Bacevich writes of Gen. Sanchez' memoir "is above all an expression of his anger and bitterness at not achieving four-star rank" (he made only three stars). And he comments, "The result can only be described as unseemly. It is never pretty to see a grown man whine."
Sanchez tries to blame Rumsfeld for the development of the disaster in Iraq. But Bacevich is willing to point to the failures of some of our glorious generals, not intimidated as so many of our elected officials seem to be of making any kind of criticism of uniformed military officers who are supposedly subject to civilian authority. He writes:
When Sanchez assumed command, evidence of a brewing insurgency was already mounting. While back in Washington Feith was lovingly perfecting his vision of an Iraqi Interim Authority, Baghdad was already coming apart at the seams. By the time Sanchez departed Baghdad a year later, chaos had engulfed Iraq, and U. S. forces were caught in the middle of a civil war that Sanchez himself reports “our actions had undeniably ignited.” Punctuating this deteriorating situation was the Abu Ghraib scandal, which seemed to affirm that something had gone fundamentally wrong.
In short, when the animals in Iraq escaped their cages, Ricardo Sanchez was the chief zookeeper. His mission was to secure Iraq. He failed egregiously. The results of his efforts were almost entirely negative. As measured by the number of American soldiers and Iraqi civilians killed and wounded, they were also costly. Yet none of this, Sanchez insists, was his fault.

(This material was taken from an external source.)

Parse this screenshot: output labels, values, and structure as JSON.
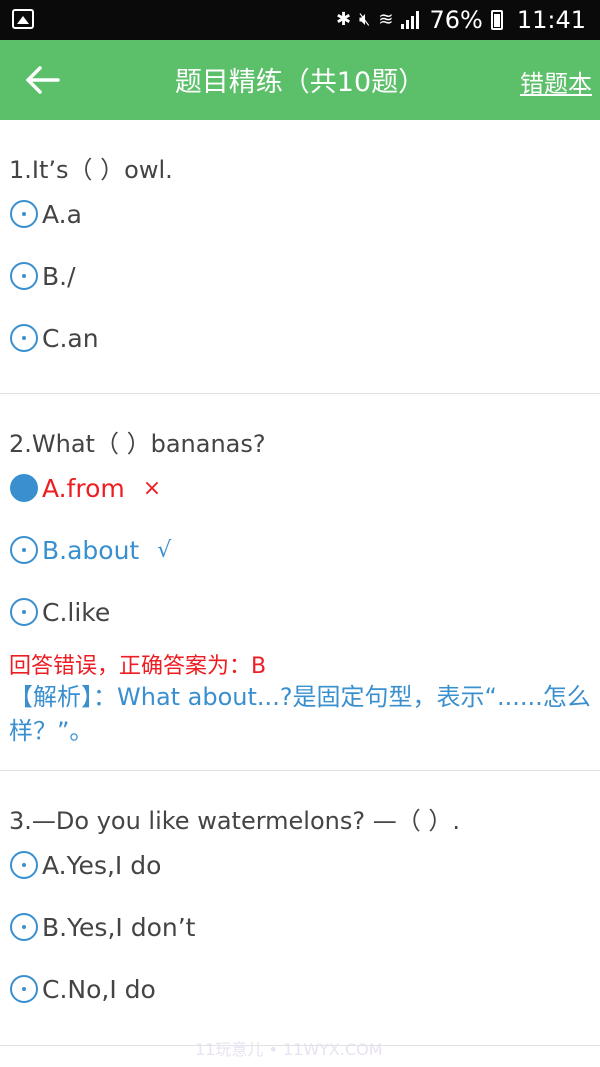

According to a core value of the military professional ethic, commanders are responsible for everything that occurs on their watch. The whole point of Wiser in Battle is to suggest that in the case of Ricardo Sanchez the principle of command responsibility should not apply. (my emphasis)
When responsible senior officials have such terrible results, we shouldn't assume that their own performance is free of responsibility for the bad things that happen, while anything good that occurs is taken as evidence of the brilliance of their leadership.
The following will surely become one of the building blocks of the stab-in-the-back excuse that the generals and conservative Republicans have already been constructing for years now:
Sanchez refrains from criticizing the president directly, depicting him as well-intentioned yet utterly out of his depth. During a videoconference in the midst of the notorious first Fallujah offensive of April 2004, Bush offered the following guidance to his field commander: "Kick ass! If someone tries to stop the march to democracy, we will seek them out and kill them! We must be tougher than hell! . . . Stay strong! Stay the course! Kill them! Be confident! Prevail! We are going to wipe them out!" Two days later orders from above directed Sanchez to suspend the offensive. "Politics"—Sanchez employs the term as shorthand for any intrusion by ignorant civilians with ulterior motives - had produced "a strategic defeat for the United States and a moral victory for the insurgents." (my emphasis)
Bacevich concludes his review by referring to the institutional aspects of the dysfunctional decision-making process that produced the Iraq, saying, "To imagine, however, that simply electing a new chief executive in November will fix the problem is surely to succumb to an illusion."